Available data Start Marker

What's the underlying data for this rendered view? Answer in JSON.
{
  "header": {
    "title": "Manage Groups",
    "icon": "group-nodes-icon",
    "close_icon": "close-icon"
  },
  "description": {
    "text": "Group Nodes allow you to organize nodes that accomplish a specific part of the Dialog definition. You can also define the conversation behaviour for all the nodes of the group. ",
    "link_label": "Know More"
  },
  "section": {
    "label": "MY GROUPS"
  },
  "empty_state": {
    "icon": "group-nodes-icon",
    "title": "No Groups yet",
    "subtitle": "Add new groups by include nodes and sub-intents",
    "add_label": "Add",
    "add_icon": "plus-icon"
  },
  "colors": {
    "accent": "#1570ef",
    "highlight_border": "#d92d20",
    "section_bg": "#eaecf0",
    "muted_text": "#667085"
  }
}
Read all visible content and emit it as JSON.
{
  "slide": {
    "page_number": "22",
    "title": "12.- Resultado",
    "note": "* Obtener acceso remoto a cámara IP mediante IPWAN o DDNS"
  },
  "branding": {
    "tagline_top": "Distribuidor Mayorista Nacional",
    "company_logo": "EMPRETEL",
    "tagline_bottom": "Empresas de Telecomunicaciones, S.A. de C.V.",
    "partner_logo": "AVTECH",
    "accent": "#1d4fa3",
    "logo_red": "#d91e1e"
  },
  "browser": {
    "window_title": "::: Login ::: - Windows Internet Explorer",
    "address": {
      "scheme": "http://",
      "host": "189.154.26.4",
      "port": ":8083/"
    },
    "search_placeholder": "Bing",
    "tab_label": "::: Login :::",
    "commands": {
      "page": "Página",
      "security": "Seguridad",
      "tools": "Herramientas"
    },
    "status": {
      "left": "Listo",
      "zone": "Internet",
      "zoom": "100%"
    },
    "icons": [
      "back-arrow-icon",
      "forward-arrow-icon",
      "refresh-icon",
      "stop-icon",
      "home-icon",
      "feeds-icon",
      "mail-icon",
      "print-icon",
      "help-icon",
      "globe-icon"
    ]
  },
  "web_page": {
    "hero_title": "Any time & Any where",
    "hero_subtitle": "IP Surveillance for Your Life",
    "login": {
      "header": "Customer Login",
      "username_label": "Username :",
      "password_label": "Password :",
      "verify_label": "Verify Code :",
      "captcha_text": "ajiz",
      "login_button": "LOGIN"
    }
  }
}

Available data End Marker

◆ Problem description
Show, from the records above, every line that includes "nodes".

◆ Task response
    "icon": "group-nodes-icon",
    "text": "Group Nodes allow you to organize nodes that accomplish a specific part of the Dialog definition. You can also define the conversation behaviour for all the nodes of the group. ",
    "icon": "group-nodes-icon",
    "subtitle": "Add new groups by include nodes and sub-intents",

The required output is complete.